Joseph Dabney really enjoys a good purloo.
The 82-year-old Brookhaven writer grew up in South Carolina where purloo –that’s how he spells it – is standard fare in some communities.
While researching cooking in the Georgia and Carolina Lowcountry for his most recent book, Dabney renewed his affection for the rice-based dish.
“The best meals I had were chicken purloo,” Dabney said. “I’ve eaten it all my life. Chicken purloo – you just can’t beat it, if you cook it right.”
That’s high praise from a man who’s drawn national notice for writing about things Southern, notably Southern folklore and food. He’s spilled the secrets of she-crab soup, studied Scripture Cake, described Frogmore Stew and published two books about the mountain spirits better known as moonshine.
His expertise on backcountry liquor, in fact, once earned him a spot on NBC’s Today show. His home office is cluttered with mementoes from a writer’s career, including a photo from that TV appearance. Critic and interviewer Gene Shalit inscribed the photo “to the most spirited man in the mountains.”
That’s not the only thing he holds on to from his research for “Mountain Spirits,” the 1974 book he built from tales of moonshiners in the Georgia, Tennessee and North Carolina mountains. His office is filled with pictures, books, files and the detritus of a writer’s life — posters for book signings, souvenir caps, a Jimmy Carter commemorative plate. Oh, and he has three copper stills, too. (Note to law enforcement: They don’t work.)

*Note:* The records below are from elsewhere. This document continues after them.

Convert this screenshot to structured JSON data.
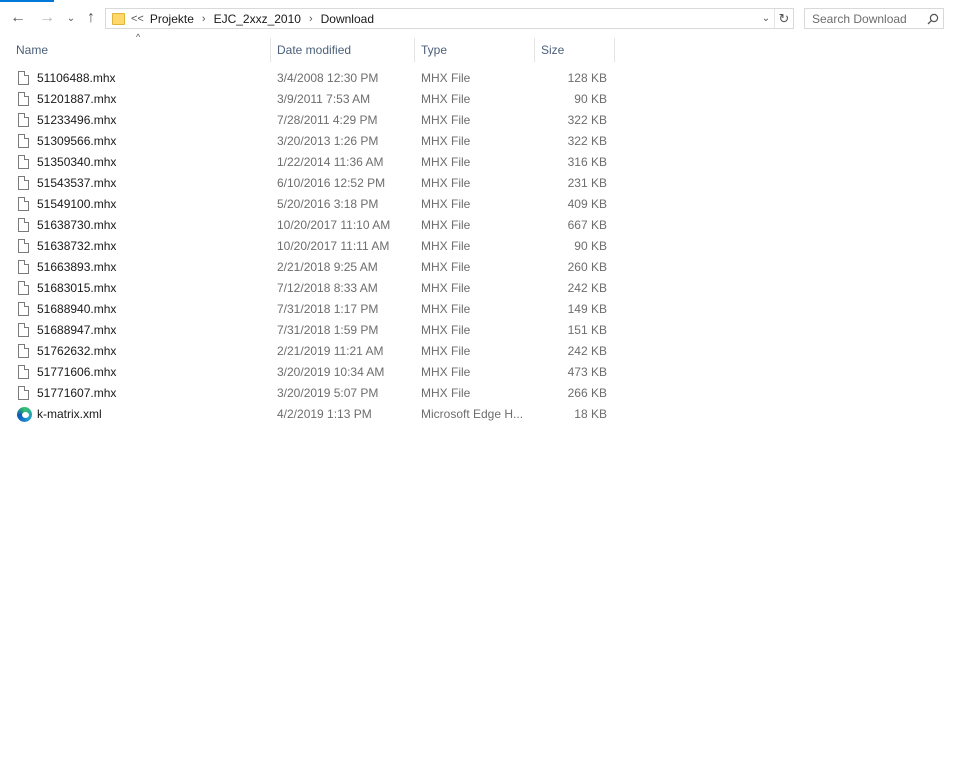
{
  "nav": {
    "back_icon": "arrow-left-icon",
    "forward_icon": "arrow-right-icon",
    "recent_icon": "chevron-down-icon",
    "up_icon": "arrow-up-icon"
  },
  "address": {
    "overflow": "<<",
    "crumbs": [
      "Projekte",
      "EJC_2xxz_2010",
      "Download"
    ]
  },
  "search": {
    "placeholder": "Search Download"
  },
  "columns": {
    "name": "Name",
    "date": "Date modified",
    "type": "Type",
    "size": "Size"
  },
  "colors": {
    "accent": "#0078d7",
    "header_text": "#4c607a"
  },
  "files": [
    {
      "name": "51106488.mhx",
      "date": "3/4/2008 12:30 PM",
      "type": "MHX File",
      "size": "128 KB",
      "icon": "document-icon"
    },
    {
      "name": "51201887.mhx",
      "date": "3/9/2011 7:53 AM",
      "type": "MHX File",
      "size": "90 KB",
      "icon": "document-icon"
    },
    {
      "name": "51233496.mhx",
      "date": "7/28/2011 4:29 PM",
      "type": "MHX File",
      "size": "322 KB",
      "icon": "document-icon"
    },
    {
      "name": "51309566.mhx",
      "date": "3/20/2013 1:26 PM",
      "type": "MHX File",
      "size": "322 KB",
      "icon": "document-icon"
    },
    {
      "name": "51350340.mhx",
      "date": "1/22/2014 11:36 AM",
      "type": "MHX File",
      "size": "316 KB",
      "icon": "document-icon"
    },
    {
      "name": "51543537.mhx",
      "date": "6/10/2016 12:52 PM",
      "type": "MHX File",
      "size": "231 KB",
      "icon": "document-icon"
    },
    {
      "name": "51549100.mhx",
      "date": "5/20/2016 3:18 PM",
      "type": "MHX File",
      "size": "409 KB",
      "icon": "document-icon"
    },
    {
      "name": "51638730.mhx",
      "date": "10/20/2017 11:10 AM",
      "type": "MHX File",
      "size": "667 KB",
      "icon": "document-icon"
    },
    {
      "name": "51638732.mhx",
      "date": "10/20/2017 11:11 AM",
      "type": "MHX File",
      "size": "90 KB",
      "icon": "document-icon"
    },
    {
      "name": "51663893.mhx",
      "date": "2/21/2018 9:25 AM",
      "type": "MHX File",
      "size": "260 KB",
      "icon": "document-icon"
    },
    {
      "name": "51683015.mhx",
      "date": "7/12/2018 8:33 AM",
      "type": "MHX File",
      "size": "242 KB",
      "icon": "document-icon"
    },
    {
      "name": "51688940.mhx",
      "date": "7/31/2018 1:17 PM",
      "type": "MHX File",
      "size": "149 KB",
      "icon": "document-icon"
    },
    {
      "name": "51688947.mhx",
      "date": "7/31/2018 1:59 PM",
      "type": "MHX File",
      "size": "151 KB",
      "icon": "document-icon"
    },
    {
      "name": "51762632.mhx",
      "date": "2/21/2019 11:21 AM",
      "type": "MHX File",
      "size": "242 KB",
      "icon": "document-icon"
    },
    {
      "name": "51771606.mhx",
      "date": "3/20/2019 10:34 AM",
      "type": "MHX File",
      "size": "473 KB",
      "icon": "document-icon"
    },
    {
      "name": "51771607.mhx",
      "date": "3/20/2019 5:07 PM",
      "type": "MHX File",
      "size": "266 KB",
      "icon": "document-icon"
    },
    {
      "name": "k-matrix.xml",
      "date": "4/2/2019 1:13 PM",
      "type": "Microsoft Edge H...",
      "size": "18 KB",
      "icon": "edge-icon"
    }
  ]
}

Dabney started out as a newspaperman. He wrote for papers scattered around South Carolina and Georgia and ended up at the Atlanta Journal. After that, he worked in public relations at the Lockheed aircraft plant in Cobb County, which led to “Herk, Hero of the Skies,” a book about the C-130 troop transport and cargo plane, the Hercules, which was made there.
For his first cookbook, called “Smokehouse Ham, Spoon Bread and Scuppernong Wine: The Folklore and Art of Southern Appalachian Cooking,” Dabney won the James Beard Foundation’s top award, cookbook of the year. At the awards ceremony in New York, he said, he had to explain to another attendee that scuppernong wasn’t pronounced “scoop-uh-non,” but that the first syllable rhymes with “supper.”
The publication of that book also gave him to chance to do something special as a writer. He got to sit at legendary book editor Max Perkins’ desk. “His desk is just a little thing. Not as big as this desk,” Dabney said, pointing to his own cluttered workspace. “It was just out in the bullpen, not in an office. So I think to myself, ‘Here’s the top book editor in the country … and he has such a small desk!’”
Dabney’s most recent book is called “The Food, Folklore and Art of Lowcountry Cooking: A Celebration of Foods, History, and Romance Handed Down from England, Africa, the Caribbean, France, Germany and Scotland.” (He does like long titles.)
For the new book, he interviewed cooks and old-timers up and down the coast in communities spread from Pawleys Island to Sapelo Island. He picked up a few purloo recipes along the way, of course. His book serves up purloos made from just about anything: chicken, sausage, shrimp, oysters, shrimp and oysters, okra, or, should one happen to have them on hand, dove or squab.
“I’m not really a food writer per se,” he said recently over lunch at an Italian restaurant at Perimeter Mall, one of his favorite local places. “I’m more of a folklorist and sort of an historian. I do a lot of interviewing. We don’t cook much at all [at home] anymore. As a matter of fact, my son does the cooking.”
Including, of course, the occasional purloo.
Know a special person or place in our communities with an interesting story to tell? Email Joe Earle at email@example.com.